Freiheit said there are still significant gaps in supervised injection services, even with two programs in operation.

“The majority of our clients aren’t walking the block to the pop-up tent for the care,” Freiheit said.

That also means they’re probably not walking to the health unit’s clinic on Clarence Street.

Freiheit said Shepherds clients want to stay close to the shelter to do their drugs, which is why a supervised injection site on the property is critical at a time when the deadly fentanyl and carfentanil are being passed off as heroin on Ottawa streets.

“We don’t want clients to be going off on their own and be in crisis and die somewhere,” Freiheit said. “We want them to be close to us.”

The supervised injection service at Shepherds would be run by Ottawa Inner City Health, which is already training staff in anticipation of receiving federal approval.

Ottawa Inner City Health filed an application last February to establish a supervised injection site at Shepherds but recently put the application on hold to file a new proposal, which the organization hopes will lead to a faster approval. Health Canada received the new application Sept. 29.

“We’re good to go,” said Wendy Muckle, executive director of Ottawa Inner City Health. “It’s not like we have any choice. We’ve had a hellish summer.”

Muckle said Ottawa Inner City Health counted 75 overdose “reversals” in September 2017. In September 2016, there was one.

If the fit-up of the trailer goes according to schedule, it should be ready for clients by the end of the month, but it all depends on the federal approval. The organization also needs funding from the province.

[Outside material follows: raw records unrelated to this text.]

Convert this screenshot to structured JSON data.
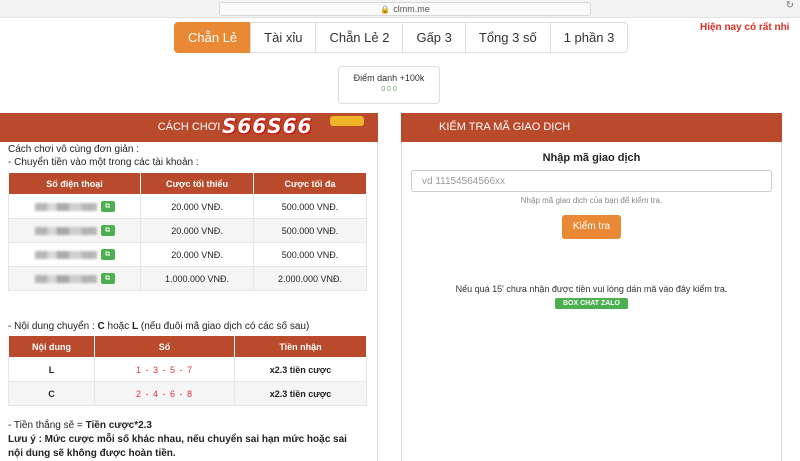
{
  "browser": {
    "url": "clmm.me"
  },
  "tabs": [
    {
      "label": "Chẵn Lẻ",
      "active": true
    },
    {
      "label": "Tài xỉu"
    },
    {
      "label": "Chẵn Lẻ 2"
    },
    {
      "label": "Gấp 3"
    },
    {
      "label": "Tổng 3 số"
    },
    {
      "label": "1 phần 3"
    }
  ],
  "marquee": "Hiện nay có rất nhi",
  "checkin": {
    "title": "Điểm danh +100k",
    "stats": "0 0 0"
  },
  "left": {
    "title": "CÁCH CHƠI",
    "logo": "S66S66",
    "intro1": "Cách chơi vô cùng đơn giản :",
    "intro2": "- Chuyển tiền vào một trong các tài khoản :",
    "accounts_headers": [
      "Số điện thoại",
      "Cược tối thiểu",
      "Cược tối đa"
    ],
    "accounts": [
      {
        "min": "20.000 VNĐ.",
        "max": "500.000 VNĐ."
      },
      {
        "min": "20.000 VNĐ.",
        "max": "500.000 VNĐ."
      },
      {
        "min": "20.000 VNĐ.",
        "max": "500.000 VNĐ."
      },
      {
        "min": "1.000.000 VNĐ.",
        "max": "2.000.000 VNĐ."
      }
    ],
    "content_note_prefix": "- Nội dung chuyển : ",
    "content_note_c": "C",
    "content_note_mid": " hoặc ",
    "content_note_l": "L",
    "content_note_suffix": " (nếu đuôi mã giao dịch có các số sau)",
    "rules_headers": [
      "Nội dung",
      "Số",
      "Tiền nhận"
    ],
    "rules": [
      {
        "content": "L",
        "numbers": "1 - 3 - 5 - 7",
        "payout": "x2.3 tiền cược"
      },
      {
        "content": "C",
        "numbers": "2 - 4 - 6 - 8",
        "payout": "x2.3 tiền cược"
      }
    ],
    "win_prefix": "- Tiền thắng sẽ = ",
    "win_formula": "Tiền cược*2.3",
    "warning_line1": "Lưu ý : Mức cược mỗi số khác nhau, nếu chuyển sai hạn mức hoặc sai",
    "warning_line2": "nội dung sẽ không được hoàn tiền."
  },
  "right": {
    "title": "KIỂM TRA MÃ GIAO DỊCH",
    "input_label": "Nhập mã giao dịch",
    "input_placeholder": "vd 11154564566xx",
    "hint": "Nhập mã giao dịch của bạn để kiểm tra.",
    "button": "Kiểm tra",
    "note": "Nếu quá 15' chưa nhận được tiền vui lòng dán mã vào đây kiểm tra.",
    "zalo": "BOX CHAT ZALO"
  }
}
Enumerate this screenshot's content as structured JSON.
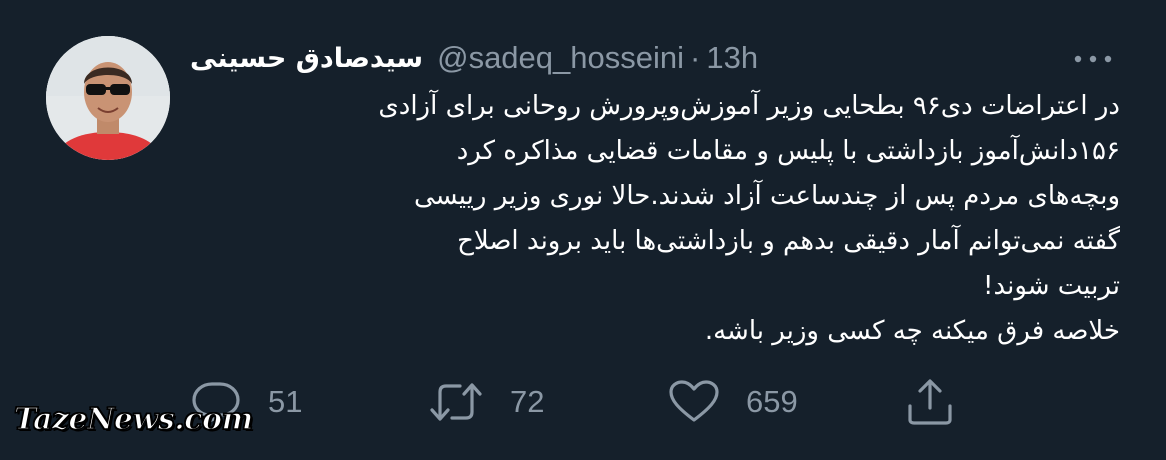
{
  "tweet": {
    "display_name": "سیدصادق حسینی",
    "handle": "@sadeq_hosseini",
    "separator": "·",
    "time": "13h",
    "body_lines": [
      "در اعتراضات دی۹۶ بطحایی وزیر آموزش‌وپرورش روحانی برای آزادی",
      "۱۵۶دانش‌آموز بازداشتی با پلیس و مقامات قضایی مذاکره کرد",
      "وبچه‌های مردم پس از چندساعت آزاد شدند.حالا نوری وزیر رییسی",
      "گفته نمی‌توانم آمار دقیقی بدهم و بازداشتی‌ها باید بروند اصلاح",
      "تربیت شوند!",
      "خلاصه فرق میکنه چه کسی وزیر باشه."
    ]
  },
  "actions": {
    "reply_count": "51",
    "retweet_count": "72",
    "like_count": "659"
  },
  "icons": {
    "more": "more-dots-icon",
    "reply": "reply-bubble-icon",
    "retweet": "retweet-icon",
    "like": "heart-icon",
    "share": "share-icon"
  },
  "watermark": "TazeNews.com",
  "colors": {
    "background": "#15202b",
    "text": "#ffffff",
    "secondary": "#8b98a5"
  }
}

“All we can really do is hope the feds and the province feel the same as what we do,” Muckle said.

Muckle lauded the health unit’s work to quickly get approval for its supervised injection site on Clarence Street, but she said Shepherds clients who are using drugs tend to stick around their “safe spot” at the shelter.

“It’s not a good fit for their culture and their needs,” Muckle said of the health unit’s site.

The other problem is the operating hours of the two supervised injection services. The health unit and the tent both wrap up operations each night at 9 p.m.

Freiheit said the real need is late at night and in the early hours.

“What we’re finding with our clients is the cluster of overdoses are happening between 8 p.m. and 2 a.m.,” Freiheit said, underscoring the need to have an around-the-clock injection site.

“It really is dire. We have to be able to provide these services,” Freiheit said. “It’s not waning anytime soon.”

Artist Andrea Mueller has a studio that overlooks the parking lot beside Saint Brigid’s Centre for the Arts. Almost every day she sees someone shooting up.

Mueller said tenants feel unsafe when there are people outside the building injecting drugs. It can’t continue, she said.

“I just want people to understand it’s a problem and it’s happening in our city, it’s happening in our backyard,” Mueller said. “The city has to act and take this seriously.”

Sangster, who has been a drug addict for about five years, said he doesn’t mind being identified through an interview and photographs if it means Ottawa residents and politicians will gain an understanding of how badly a supervised injection site is needed at Shepherds.

In turn, drug users will gain another safe spot surrounded by people who care about their health.

“The counsel and education will be priceless,” Sangster said.

By Jon Willing
Source: Ottawa Citizen